Leaving home and becoming independent can be a very exciting time. Before you enjoy your new-found freedom, there are some things you should consider.
One of the key things you should think about are the costs – initial and ongoing. Initial one-off expenses include things like a bond, rent in advance and perhaps removalists or buying furniture.
Ongoing costs include regular expenses such as food, rent, water, gas, electricity, phone and internet bills, and, of course, entertainment.
Here’s a moving out checklist you might find useful:
Create a budget
Make sure you have enough money to cover your expenses and other things that are important to you.
Pay off existing bills
Avoid unnecessary late fees, return library books, DVDs and cancel your memberships if needed.
Research the area
Where is the closest train station or bus stop, supermarket and petrol station?
Set up utilities
Arrange electricity, internet and pay TV connections.
If your new place doesn’t come furnished, budget for some new or second-hand furniture.
Find a removalist
Either bribe a few family members or friends to help you, or book a removalist. With removalists, it’s a good idea to check online reviews to make sure they are legitimate.
Redirect your mail
Make a list of everyone who needs to know your new address, such as your bank, employer and service providers—electricity, gas, council and so on. And don’t forget about your Medicare card and driver’s licence. In the meantime, ask your local post office to re-direct your mail.
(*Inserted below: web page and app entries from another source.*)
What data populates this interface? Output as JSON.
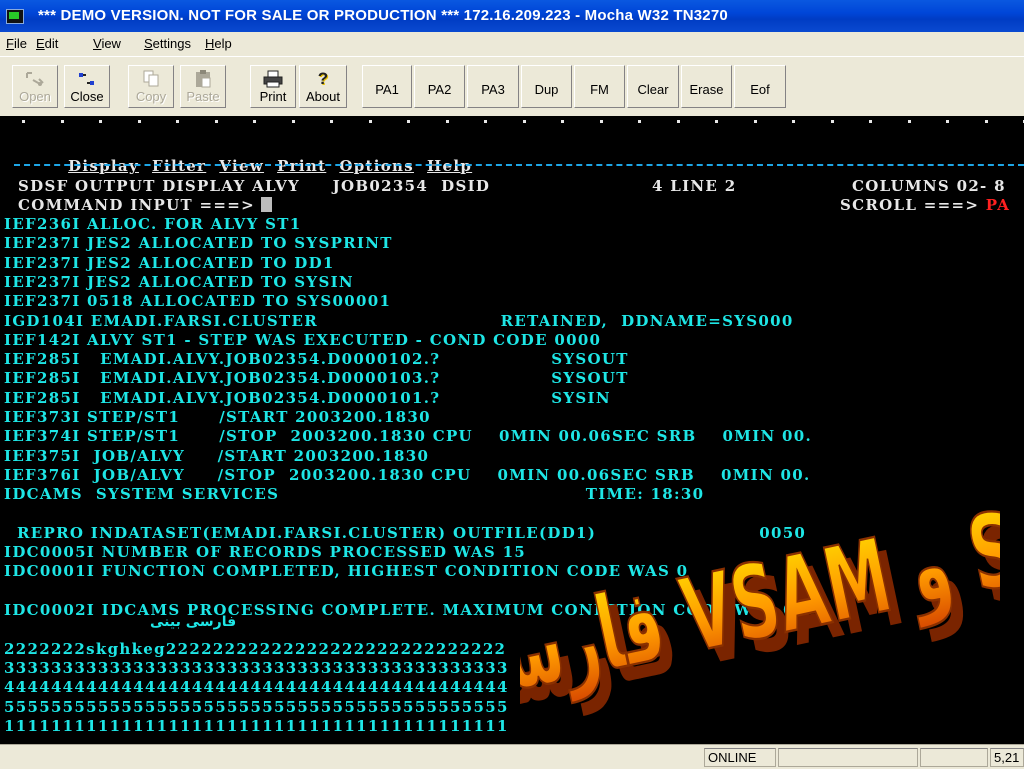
{
  "window": {
    "title": "*** DEMO VERSION. NOT FOR SALE OR PRODUCTION  ***  172.16.209.223 - Mocha W32 TN3270"
  },
  "menu": [
    "File",
    "Edit",
    "View",
    "Settings",
    "Help"
  ],
  "toolbar": {
    "icon_buttons": [
      {
        "label": "Open",
        "icon": "open-connection-icon",
        "enabled": false
      },
      {
        "label": "Close",
        "icon": "close-connection-icon",
        "enabled": true
      },
      {
        "label": "Copy",
        "icon": "copy-icon",
        "enabled": false
      },
      {
        "label": "Paste",
        "icon": "paste-icon",
        "enabled": false
      },
      {
        "label": "Print",
        "icon": "printer-icon",
        "enabled": true
      },
      {
        "label": "About",
        "icon": "question-mark-icon",
        "enabled": true
      }
    ],
    "key_buttons": [
      "PA1",
      "PA2",
      "PA3",
      "Dup",
      "FM",
      "Clear",
      "Erase",
      "Eof"
    ]
  },
  "terminal": {
    "action_bar": [
      "Display",
      "Filter",
      "View",
      "Print",
      "Options",
      "Help"
    ],
    "header1": {
      "left": "SDSF OUTPUT DISPLAY ALVY     JOB02354  DSID",
      "mid": "4 LINE 2",
      "right": "COLUMNS 02- 8"
    },
    "header2": {
      "left": "COMMAND INPUT ===>",
      "right": "SCROLL ===>",
      "scroll_value": "PA"
    },
    "lines": [
      "IEF236I ALLOC. FOR ALVY ST1",
      "IEF237I JES2 ALLOCATED TO SYSPRINT",
      "IEF237I JES2 ALLOCATED TO DD1",
      "IEF237I JES2 ALLOCATED TO SYSIN",
      "IEF237I 0518 ALLOCATED TO SYS00001",
      "IGD104I EMADI.FARSI.CLUSTER                            RETAINED,  DDNAME=SYS000",
      "IEF142I ALVY ST1 - STEP WAS EXECUTED - COND CODE 0000",
      "IEF285I   EMADI.ALVY.JOB02354.D0000102.?                 SYSOUT",
      "IEF285I   EMADI.ALVY.JOB02354.D0000103.?                 SYSOUT",
      "IEF285I   EMADI.ALVY.JOB02354.D0000101.?                 SYSIN",
      "IEF373I STEP/ST1      /START 2003200.1830",
      "IEF374I STEP/ST1      /STOP  2003200.1830 CPU    0MIN 00.06SEC SRB    0MIN 00.",
      "IEF375I  JOB/ALVY     /START 2003200.1830",
      "IEF376I  JOB/ALVY     /STOP  2003200.1830 CPU    0MIN 00.06SEC SRB    0MIN 00.",
      "IDCAMS  SYSTEM SERVICES                                               TIME: 18:30",
      "",
      "  REPRO INDATASET(EMADI.FARSI.CLUSTER) OUTFILE(DD1)                         0050",
      "IDC0005I NUMBER OF RECORDS PROCESSED WAS 15",
      "IDC0001I FUNCTION COMPLETED, HIGHEST CONDITION CODE WAS 0",
      "",
      "IDC0002I IDCAMS PROCESSING COMPLETE. MAXIMUM CONDITION CODE WAS 0",
      "",
      "2222222skghkeg22222222222222222222222222222",
      "3333333333333333333333333333333333333333333",
      "4444444444444444444444444444444444444444444",
      "5555555555555555555555555555555555555555555",
      "1111111111111111111111111111111111111111111"
    ],
    "farsi_inline": "فارسی بینی"
  },
  "overlay_text": "فارسی در VSAM و SDSF",
  "status": {
    "state": "ONLINE",
    "cursor_pos": "5,21"
  }
}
Your budget will largely determine your living arrangements. If you have the money, you might prefer to live on your own. Alternatively, you could share a flat with friends or even strangers. Depending on who you live with, your arrangements will tend to be more formal or informal.
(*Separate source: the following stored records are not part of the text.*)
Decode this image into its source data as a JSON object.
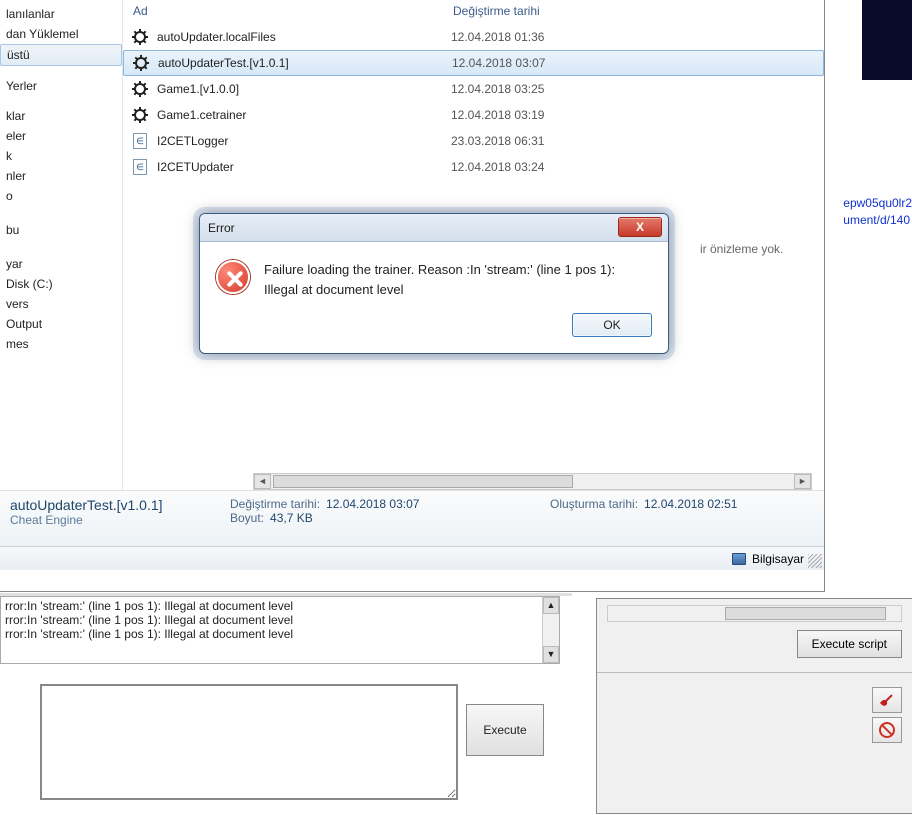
{
  "sidebar": {
    "items": [
      "lanılanlar",
      "dan Yüklemel",
      "üstü",
      "Yerler",
      "klar",
      "eler",
      "k",
      "nler",
      "o",
      "bu",
      "yar",
      "Disk (C:)",
      "vers",
      "Output",
      "mes"
    ],
    "activeIndex": 2
  },
  "columns": {
    "name": "Ad",
    "date": "Değiştirme tarihi"
  },
  "files": [
    {
      "icon": "ce",
      "name": "autoUpdater.localFiles",
      "date": "12.04.2018 01:36"
    },
    {
      "icon": "ce",
      "name": "autoUpdaterTest.[v1.0.1]",
      "date": "12.04.2018 03:07",
      "selected": true
    },
    {
      "icon": "ce",
      "name": "Game1.[v1.0.0]",
      "date": "12.04.2018 03:25"
    },
    {
      "icon": "ce",
      "name": "Game1.cetrainer",
      "date": "12.04.2018 03:19"
    },
    {
      "icon": "doc",
      "name": "I2CETLogger",
      "date": "23.03.2018 06:31"
    },
    {
      "icon": "doc",
      "name": "I2CETUpdater",
      "date": "12.04.2018 03:24"
    }
  ],
  "preview": {
    "text": "ir önizleme yok."
  },
  "details": {
    "filename": "autoUpdaterTest.[v1.0.1]",
    "filetype": "Cheat Engine",
    "modLabel": "Değiştirme tarihi:",
    "modVal": "12.04.2018 03:07",
    "sizeLabel": "Boyut:",
    "sizeVal": "43,7 KB",
    "createLabel": "Oluşturma tarihi:",
    "createVal": "12.04.2018 02:51"
  },
  "status": {
    "computer": "Bilgisayar"
  },
  "dialog": {
    "title": "Error",
    "message": "Failure loading the trainer. Reason :In 'stream:' (line 1 pos 1): Illegal at document level",
    "ok": "OK",
    "close": "X"
  },
  "console": {
    "lines": [
      "rror:In 'stream:' (line 1 pos 1): Illegal at document level",
      "rror:In 'stream:' (line 1 pos 1): Illegal at document level",
      "rror:In 'stream:' (line 1 pos 1): Illegal at document level"
    ],
    "execute": "Execute"
  },
  "rpanel": {
    "executeScript": "Execute script"
  },
  "code": {
    "l1": "epw05qu0lr2",
    "l2": "ument/d/140"
  }
}
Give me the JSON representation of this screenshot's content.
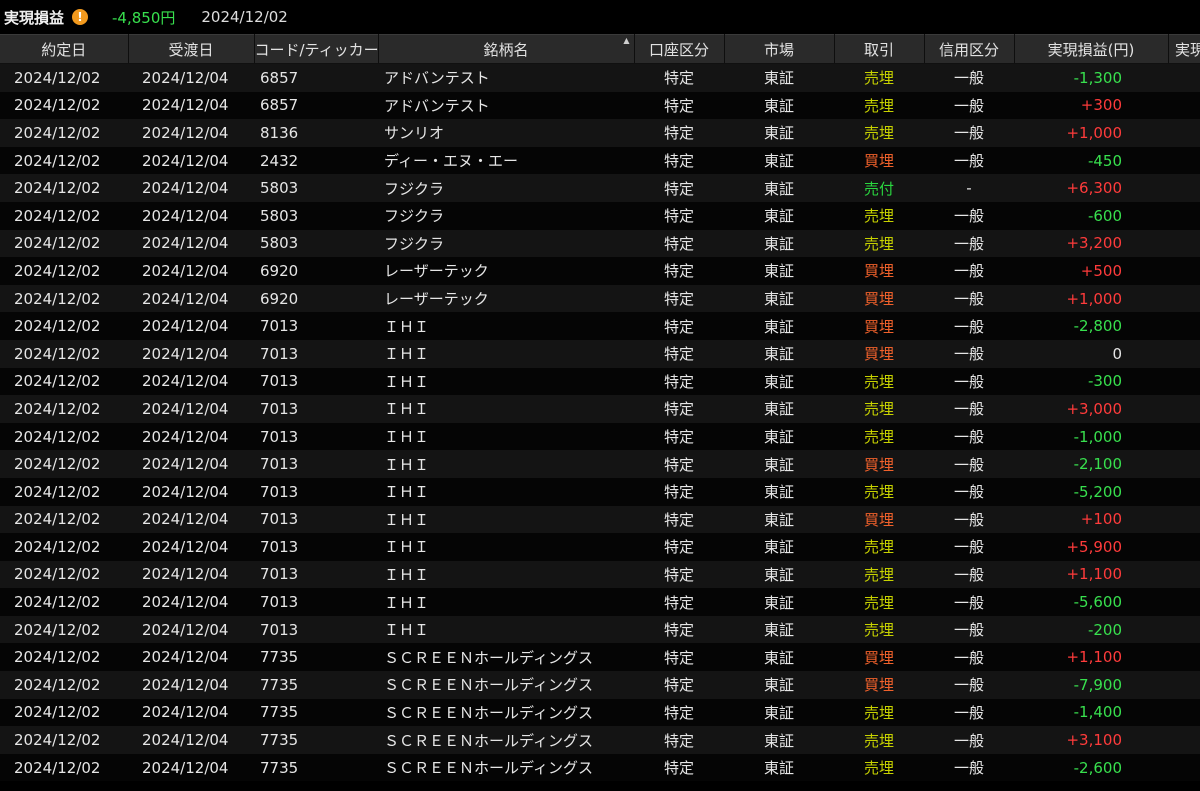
{
  "header": {
    "title": "実現損益",
    "warning_icon": "!",
    "total": "-4,850円",
    "date": "2024/12/02"
  },
  "columns": [
    "約定日",
    "受渡日",
    "コード/ティッカー",
    "銘柄名",
    "口座区分",
    "市場",
    "取引",
    "信用区分",
    "実現損益(円)",
    "実現"
  ],
  "rows": [
    {
      "trade_date": "2024/12/02",
      "settle_date": "2024/12/04",
      "code": "6857",
      "name": "アドバンテスト",
      "account": "特定",
      "market": "東証",
      "trade": "売埋",
      "trade_type": "sell",
      "credit": "一般",
      "pl": "-1,300",
      "pl_sign": "neg"
    },
    {
      "trade_date": "2024/12/02",
      "settle_date": "2024/12/04",
      "code": "6857",
      "name": "アドバンテスト",
      "account": "特定",
      "market": "東証",
      "trade": "売埋",
      "trade_type": "sell",
      "credit": "一般",
      "pl": "+300",
      "pl_sign": "pos"
    },
    {
      "trade_date": "2024/12/02",
      "settle_date": "2024/12/04",
      "code": "8136",
      "name": "サンリオ",
      "account": "特定",
      "market": "東証",
      "trade": "売埋",
      "trade_type": "sell",
      "credit": "一般",
      "pl": "+1,000",
      "pl_sign": "pos"
    },
    {
      "trade_date": "2024/12/02",
      "settle_date": "2024/12/04",
      "code": "2432",
      "name": "ディー・エヌ・エー",
      "account": "特定",
      "market": "東証",
      "trade": "買埋",
      "trade_type": "buy",
      "credit": "一般",
      "pl": "-450",
      "pl_sign": "neg"
    },
    {
      "trade_date": "2024/12/02",
      "settle_date": "2024/12/04",
      "code": "5803",
      "name": "フジクラ",
      "account": "特定",
      "market": "東証",
      "trade": "売付",
      "trade_type": "sellnew",
      "credit": "-",
      "pl": "+6,300",
      "pl_sign": "pos"
    },
    {
      "trade_date": "2024/12/02",
      "settle_date": "2024/12/04",
      "code": "5803",
      "name": "フジクラ",
      "account": "特定",
      "market": "東証",
      "trade": "売埋",
      "trade_type": "sell",
      "credit": "一般",
      "pl": "-600",
      "pl_sign": "neg"
    },
    {
      "trade_date": "2024/12/02",
      "settle_date": "2024/12/04",
      "code": "5803",
      "name": "フジクラ",
      "account": "特定",
      "market": "東証",
      "trade": "売埋",
      "trade_type": "sell",
      "credit": "一般",
      "pl": "+3,200",
      "pl_sign": "pos"
    },
    {
      "trade_date": "2024/12/02",
      "settle_date": "2024/12/04",
      "code": "6920",
      "name": "レーザーテック",
      "account": "特定",
      "market": "東証",
      "trade": "買埋",
      "trade_type": "buy",
      "credit": "一般",
      "pl": "+500",
      "pl_sign": "pos"
    },
    {
      "trade_date": "2024/12/02",
      "settle_date": "2024/12/04",
      "code": "6920",
      "name": "レーザーテック",
      "account": "特定",
      "market": "東証",
      "trade": "買埋",
      "trade_type": "buy",
      "credit": "一般",
      "pl": "+1,000",
      "pl_sign": "pos"
    },
    {
      "trade_date": "2024/12/02",
      "settle_date": "2024/12/04",
      "code": "7013",
      "name": "ＩＨＩ",
      "account": "特定",
      "market": "東証",
      "trade": "買埋",
      "trade_type": "buy",
      "credit": "一般",
      "pl": "-2,800",
      "pl_sign": "neg"
    },
    {
      "trade_date": "2024/12/02",
      "settle_date": "2024/12/04",
      "code": "7013",
      "name": "ＩＨＩ",
      "account": "特定",
      "market": "東証",
      "trade": "買埋",
      "trade_type": "buy",
      "credit": "一般",
      "pl": "0",
      "pl_sign": "zero"
    },
    {
      "trade_date": "2024/12/02",
      "settle_date": "2024/12/04",
      "code": "7013",
      "name": "ＩＨＩ",
      "account": "特定",
      "market": "東証",
      "trade": "売埋",
      "trade_type": "sell",
      "credit": "一般",
      "pl": "-300",
      "pl_sign": "neg"
    },
    {
      "trade_date": "2024/12/02",
      "settle_date": "2024/12/04",
      "code": "7013",
      "name": "ＩＨＩ",
      "account": "特定",
      "market": "東証",
      "trade": "売埋",
      "trade_type": "sell",
      "credit": "一般",
      "pl": "+3,000",
      "pl_sign": "pos"
    },
    {
      "trade_date": "2024/12/02",
      "settle_date": "2024/12/04",
      "code": "7013",
      "name": "ＩＨＩ",
      "account": "特定",
      "market": "東証",
      "trade": "売埋",
      "trade_type": "sell",
      "credit": "一般",
      "pl": "-1,000",
      "pl_sign": "neg"
    },
    {
      "trade_date": "2024/12/02",
      "settle_date": "2024/12/04",
      "code": "7013",
      "name": "ＩＨＩ",
      "account": "特定",
      "market": "東証",
      "trade": "買埋",
      "trade_type": "buy",
      "credit": "一般",
      "pl": "-2,100",
      "pl_sign": "neg"
    },
    {
      "trade_date": "2024/12/02",
      "settle_date": "2024/12/04",
      "code": "7013",
      "name": "ＩＨＩ",
      "account": "特定",
      "market": "東証",
      "trade": "売埋",
      "trade_type": "sell",
      "credit": "一般",
      "pl": "-5,200",
      "pl_sign": "neg"
    },
    {
      "trade_date": "2024/12/02",
      "settle_date": "2024/12/04",
      "code": "7013",
      "name": "ＩＨＩ",
      "account": "特定",
      "market": "東証",
      "trade": "買埋",
      "trade_type": "buy",
      "credit": "一般",
      "pl": "+100",
      "pl_sign": "pos"
    },
    {
      "trade_date": "2024/12/02",
      "settle_date": "2024/12/04",
      "code": "7013",
      "name": "ＩＨＩ",
      "account": "特定",
      "market": "東証",
      "trade": "売埋",
      "trade_type": "sell",
      "credit": "一般",
      "pl": "+5,900",
      "pl_sign": "pos"
    },
    {
      "trade_date": "2024/12/02",
      "settle_date": "2024/12/04",
      "code": "7013",
      "name": "ＩＨＩ",
      "account": "特定",
      "market": "東証",
      "trade": "売埋",
      "trade_type": "sell",
      "credit": "一般",
      "pl": "+1,100",
      "pl_sign": "pos"
    },
    {
      "trade_date": "2024/12/02",
      "settle_date": "2024/12/04",
      "code": "7013",
      "name": "ＩＨＩ",
      "account": "特定",
      "market": "東証",
      "trade": "売埋",
      "trade_type": "sell",
      "credit": "一般",
      "pl": "-5,600",
      "pl_sign": "neg"
    },
    {
      "trade_date": "2024/12/02",
      "settle_date": "2024/12/04",
      "code": "7013",
      "name": "ＩＨＩ",
      "account": "特定",
      "market": "東証",
      "trade": "売埋",
      "trade_type": "sell",
      "credit": "一般",
      "pl": "-200",
      "pl_sign": "neg"
    },
    {
      "trade_date": "2024/12/02",
      "settle_date": "2024/12/04",
      "code": "7735",
      "name": "ＳＣＲＥＥＮホールディングス",
      "account": "特定",
      "market": "東証",
      "trade": "買埋",
      "trade_type": "buy",
      "credit": "一般",
      "pl": "+1,100",
      "pl_sign": "pos"
    },
    {
      "trade_date": "2024/12/02",
      "settle_date": "2024/12/04",
      "code": "7735",
      "name": "ＳＣＲＥＥＮホールディングス",
      "account": "特定",
      "market": "東証",
      "trade": "買埋",
      "trade_type": "buy",
      "credit": "一般",
      "pl": "-7,900",
      "pl_sign": "neg"
    },
    {
      "trade_date": "2024/12/02",
      "settle_date": "2024/12/04",
      "code": "7735",
      "name": "ＳＣＲＥＥＮホールディングス",
      "account": "特定",
      "market": "東証",
      "trade": "売埋",
      "trade_type": "sell",
      "credit": "一般",
      "pl": "-1,400",
      "pl_sign": "neg"
    },
    {
      "trade_date": "2024/12/02",
      "settle_date": "2024/12/04",
      "code": "7735",
      "name": "ＳＣＲＥＥＮホールディングス",
      "account": "特定",
      "market": "東証",
      "trade": "売埋",
      "trade_type": "sell",
      "credit": "一般",
      "pl": "+3,100",
      "pl_sign": "pos"
    },
    {
      "trade_date": "2024/12/02",
      "settle_date": "2024/12/04",
      "code": "7735",
      "name": "ＳＣＲＥＥＮホールディングス",
      "account": "特定",
      "market": "東証",
      "trade": "売埋",
      "trade_type": "sell",
      "credit": "一般",
      "pl": "-2,600",
      "pl_sign": "neg"
    }
  ],
  "colors": {
    "background": "#000000",
    "header_bg": "#2a2a2a",
    "positive": "#ff3b3b",
    "negative": "#38e04e",
    "sell_close": "#c7d200",
    "buy_close": "#f0612b",
    "sell_open": "#2ad63f",
    "warning": "#f39a1e"
  }
}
Formal living arrangements
Sharing a lease with housemates is a formal living arrangement. This means you must sign legally binding contracts such as a tenancy agreement and contracts for services such as electricity, water, gas and internet.
Since all housemates are on the tenancy agreement, they are equally responsible for paying the rent, the bond and any damage costs.
Any of the housemates can be solely liable for debt owed to the landlord. So it’s important to understand any contracts before you sign them. Read them thoroughly. Don’t forget the fine print and understand your obligations. Be aware of the consequences if you cancel a contract. For example, if you break your lease early, you will need to pay an early-exit fee.
Think about whether you can afford the repayments you commit to because if you can’t pay your rent or bills, it could affect your credit rating. And a bad credit rating could affect your ability to borrow money in the future, for example, when you want to buy a house.
Informal living arrangements
Renting a room or a part of a house from another tenant without signing a lease is called an informal living arrangement. While you still need to pay your share of bills for utilities, such as electricity, water and gas, there are no legally binding contracts.
In arrangements like this, the principal tenant you are renting from will have signed the rental agreement with the real estate agent or owner of the property.
If you are the informal tenant
If you are in an informal living situation, make sure to get a written agreement with the principal tenant that covers how much rent you’ll be paying and how household bills will be divided and paid. This agreement can be very useful to set agreed rules and could be used to resolve conflicts.
If you are the principal tenant
If you are the principal tenant, be careful who you choose as an informal housemate. If things don’t work out and your informal tenant stops paying their rent and bills, you could end up out of pocket. You will also be responsible for any damage caused by the informal tenant because it’s your lease agreement. As a result, you could end up in debt or with a negative rental history which can affect your ability to rent another property in the future.
Protect yourself by asking your informal tenant to sign an agreement and pay a bond (usually four weeks rent) as well as rent in advance (usually two weeks).
The bond is a security deposit held to cover any damages the informal tenant may cause during their tenancy. It will be returned once the informal tenant moves out.
Other things to put into your agreement should include:
- notice required (2 weeks in advance)
- amount of rent to be paid
- amount of bond charged
- house rules
- how utility payments are divided.
As a tenant, it is important that you know your rights. Every state has different rules and regulations. To find out more about your state or territory’s policy and seek advice, see these websites:
- NSW: https://tenants.org.au
- VIC: https://www.tuv.org.au/
- ACT: http://www.tenantsact.org.au/
- WA: http://www.tenancywa.org.au/
- QLD: https://www.rta.qld.gov.au/Renting/Before-you-rent
- NT: https://www.dcls.org.au/legal-and-advocacy-services/tenants-advice/
- SA: https://www.sa.gov.au/topics/housing/renting-and-letting
- TAS: http://tutas.org.au/